Roof ventilation permits air to circulate through the attic space and escape the roof vents. Roof vents that are properly fitted help keep the roof from overheating. They also keep condensation from forming. When the roof overheats or moisture accumulates, it can cause significant damage or health problems.
Part of our property maintenance solutions is knowing how to install roof vent options for both homes and business buildings. Here are some answers to commonly asked roof vent installation questions.
Where Should Roof Vents Be Installed?
Vents should be placed close to or on the ridge. When roof vents are utilized alone, just a tiny volume of air near the vents is moved. As a general guideline, half of the venting should be located at or near the roofline and the other half at or near the ridge.
To find the correct roof vent, you must first calculate the exact size of your roof. This will allow you or your contractor to estimate the number of vents required based on the size of the top and the sort of vents you desire.
How Many Roof Vents Should You Have?
This is dependent on the size of your attic. The conventional basic rule is to install one vent for every 300 square feet of attic space. If not, one vent should be installed for every 150 square feet of space. For every 150 square feet of attic space, 1 square foot of vent area is required.
The net free area rating (NFA) indicates the amount of space that each vent covers. However, if your roof has a slope of more than 6:12, the volume in your attic will be greater than the actual square footage. This means you’ll need more than one roof vent every 150 square feet.
What Type of Roof Vents are Best?

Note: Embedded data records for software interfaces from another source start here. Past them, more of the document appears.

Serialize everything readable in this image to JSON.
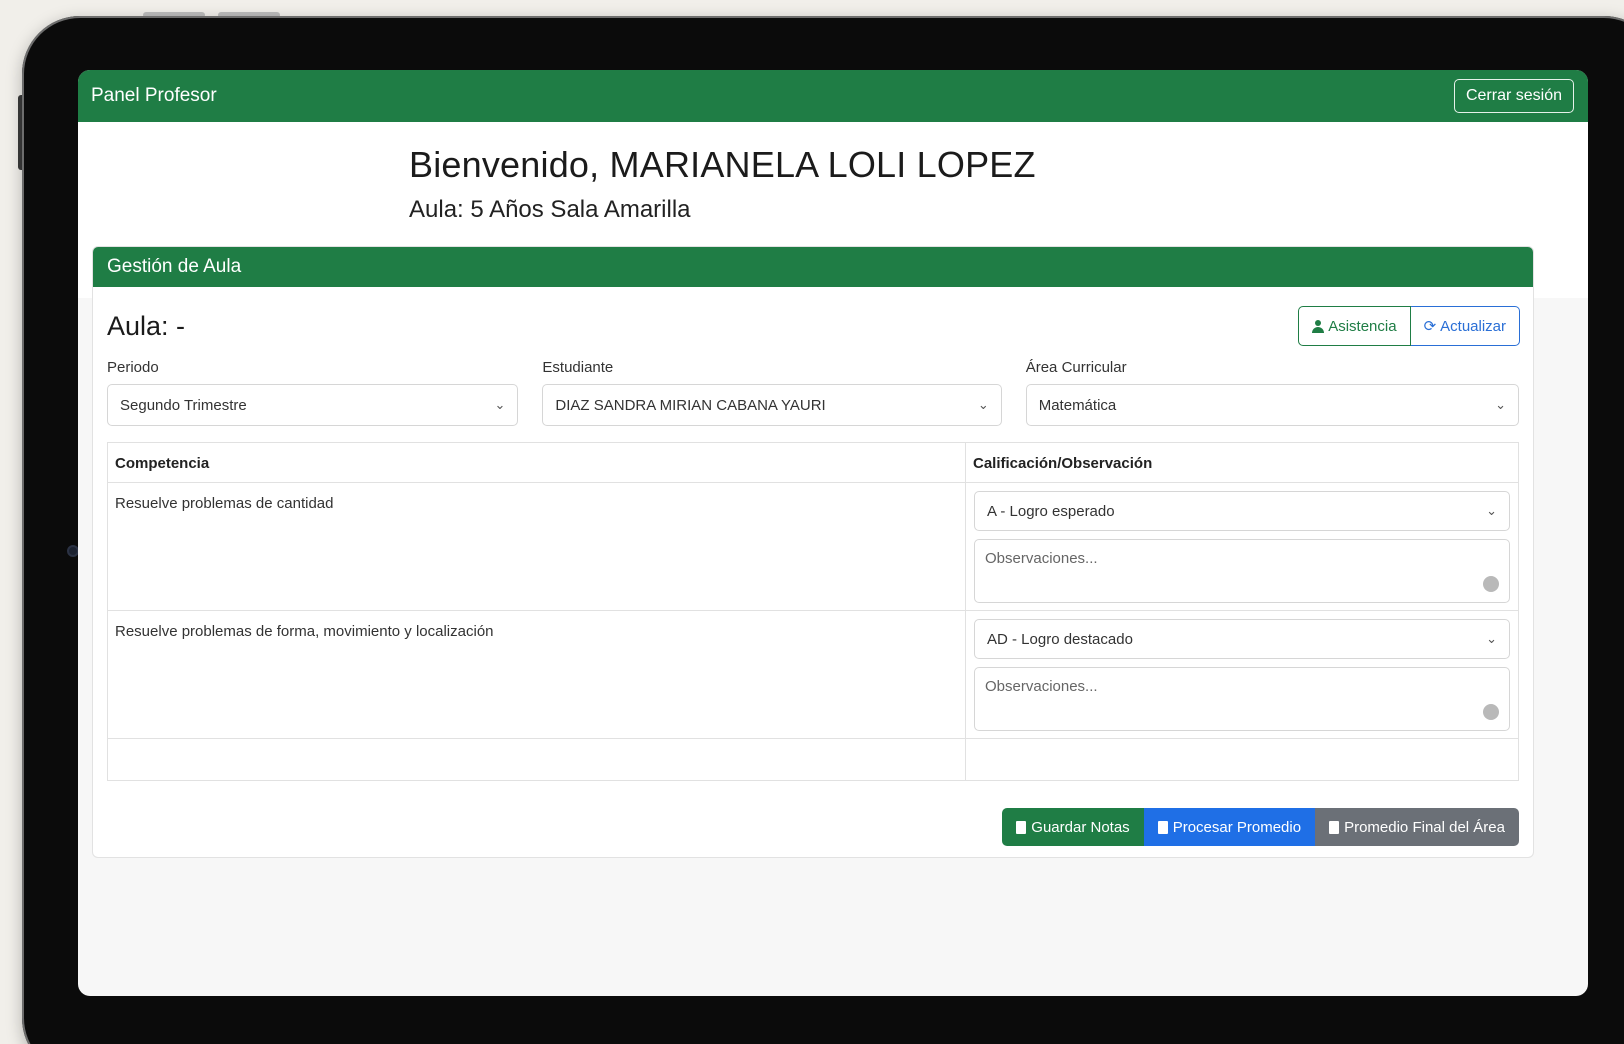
{
  "navbar": {
    "brand": "Panel Profesor",
    "logout_label": "Cerrar sesión"
  },
  "welcome": {
    "title": "Bienvenido, MARIANELA LOLI LOPEZ",
    "aula": "Aula: 5 Años Sala Amarilla"
  },
  "card": {
    "header": "Gestión de Aula",
    "aula_title": "Aula: -",
    "buttons": {
      "asistencia": "Asistencia",
      "actualizar": "Actualizar"
    },
    "filters": [
      {
        "label": "Periodo",
        "value": "Segundo Trimestre"
      },
      {
        "label": "Estudiante",
        "value": "DIAZ SANDRA MIRIAN CABANA YAURI"
      },
      {
        "label": "Área Curricular",
        "value": "Matemática"
      }
    ],
    "table": {
      "headers": [
        "Competencia",
        "Calificación/Observación"
      ],
      "rows": [
        {
          "competencia": "Resuelve problemas de cantidad",
          "grade": "A - Logro esperado",
          "obs_placeholder": "Observaciones..."
        },
        {
          "competencia": "Resuelve problemas de forma, movimiento y localización",
          "grade": "AD - Logro destacado",
          "obs_placeholder": "Observaciones..."
        }
      ]
    },
    "actions": {
      "guardar": "Guardar Notas",
      "procesar": "Procesar Promedio",
      "promedio_final": "Promedio Final del Área"
    }
  },
  "colors": {
    "primary": "#1f7d45",
    "blue": "#1f6fe6",
    "gray": "#6b7077"
  }
}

This is dependent on the size of your attic. They are divided into passive and motorized, with three different types of passive vents. This means that a trained roofing contractor can provide you with four air vent options, each with its own set of benefits and drawbacks. Here’s everything you need to know about each of the four options:
Ridge vents are a popular choice for both modest homes and larger properties. They use a sophisticated mechanism to ensure that air is the only thing that enters the roof, keeping bugs and other materials at bay. Ridge vents are excellent for preventing mildew and humidity in the attic.

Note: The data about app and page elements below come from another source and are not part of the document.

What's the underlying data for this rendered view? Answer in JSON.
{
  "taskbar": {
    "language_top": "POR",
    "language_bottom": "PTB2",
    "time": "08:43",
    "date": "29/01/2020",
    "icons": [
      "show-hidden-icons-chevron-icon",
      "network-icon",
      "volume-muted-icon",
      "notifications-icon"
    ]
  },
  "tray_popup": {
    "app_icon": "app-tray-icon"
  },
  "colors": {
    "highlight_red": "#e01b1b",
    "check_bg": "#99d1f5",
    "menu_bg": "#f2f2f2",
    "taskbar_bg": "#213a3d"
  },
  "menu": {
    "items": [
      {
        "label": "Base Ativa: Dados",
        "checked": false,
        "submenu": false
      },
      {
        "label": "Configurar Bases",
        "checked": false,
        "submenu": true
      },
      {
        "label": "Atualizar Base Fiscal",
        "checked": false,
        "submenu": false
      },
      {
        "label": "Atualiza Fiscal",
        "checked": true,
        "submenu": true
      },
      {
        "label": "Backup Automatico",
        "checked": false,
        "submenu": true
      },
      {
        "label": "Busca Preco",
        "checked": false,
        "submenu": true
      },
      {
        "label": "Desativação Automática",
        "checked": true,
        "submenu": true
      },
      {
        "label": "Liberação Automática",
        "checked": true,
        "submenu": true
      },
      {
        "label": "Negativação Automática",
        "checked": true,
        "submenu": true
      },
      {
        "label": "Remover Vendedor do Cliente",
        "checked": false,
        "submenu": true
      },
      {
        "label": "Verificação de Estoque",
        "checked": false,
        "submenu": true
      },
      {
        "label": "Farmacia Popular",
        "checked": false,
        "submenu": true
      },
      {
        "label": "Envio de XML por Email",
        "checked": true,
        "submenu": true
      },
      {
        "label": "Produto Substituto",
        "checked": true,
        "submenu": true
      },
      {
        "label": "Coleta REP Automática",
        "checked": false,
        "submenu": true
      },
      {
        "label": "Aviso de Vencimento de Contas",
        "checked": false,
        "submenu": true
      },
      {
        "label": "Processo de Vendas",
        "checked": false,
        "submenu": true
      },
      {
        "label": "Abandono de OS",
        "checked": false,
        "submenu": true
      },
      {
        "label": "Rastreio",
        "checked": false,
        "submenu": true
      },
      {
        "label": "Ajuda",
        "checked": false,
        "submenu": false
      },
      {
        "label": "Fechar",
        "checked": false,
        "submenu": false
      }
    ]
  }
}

- Ridge vents are a combination of multiple standard roof vents.
- They ensure a uniform distribution of heat for a more comfortable living environment.
- They are a little more costly than other possibilities.
- Installing them may take a little longer.
- You may need to put them at every roof peak for optimum results.
Roof Turbine Vents
Roof turbine vents, also known as metal pot vents or roof exhaust fans, evacuate hundreds of cubic feet of air every minute with huge revolving blades. Given the airflow rate, it’s critical to keep the soffits free so that new air can enter the roof at the same rate as it leaves. The finest option is aluminum solutions with greased ball bearings.
- Extracts a large amount of air in a short length of time
- They can provide years of dependable service if properly maintained
- Some of the alternatives are more expensive
- The noise can be bothersome if you haven’t greased the ball bearings
- They’re quite large and protrude from the roof
Low Profile Roof Vents
Low-profile roof vents, also known as louvered vents, are the most prevalent solution and may be found as part of the roof ventilation system. They’re normally placed towards the back of the house to hide their presence, although homeowners will need to install additional vents. Their job is to draw air from a specific location, which is why multiple vents are required on a single roof.
- Installation is relatively inexpensive.
- Low-profile roof vents come in a variety of colors to complement your roof.
- If one fails, the others will continue to function to provide relief.
- Unlike other solutions, there are no guarantees of uniform ventilation.
- Their clout is extremely limited.
- Large roofs may require more than a dozen vents, which are difficult to overlook.
Electric & Solar-Powered Roof Vents
Active roof vents extract hot air quickly, but electric options rely on electricity and solar-powered options are dependent on Mother Nature. They’re most effective when the roof is completely sealed; if it isn’t, conditioned air may be sucked out as well. Active roof vents are becoming increasingly popular as a means of lowering monthly utility expenses.
- An environmentally responsible option, especially solar-powered solutions
- Work more quickly than some of the passive options
- In most cases, only one answer is required
- Electricity or sunshine concerns may cause a temporary fault
- A leaky roof can harm the efficiency of a vent
- On the roof, they stand out
Vents are an essential component of a building’s roofing system and ensuring that they are properly fitted is an investment you will not regret. You can never have too many vents, but not having enough is a risk you should avoid.
At G. McNeill & Son, we know how to install roof vents with cutting-edge equipment and high-quality materials while providing quality services to our clients. As part of ensuring accuracy and quality on your property, our equipment is kept current and presentable as we go through your roof vent installation.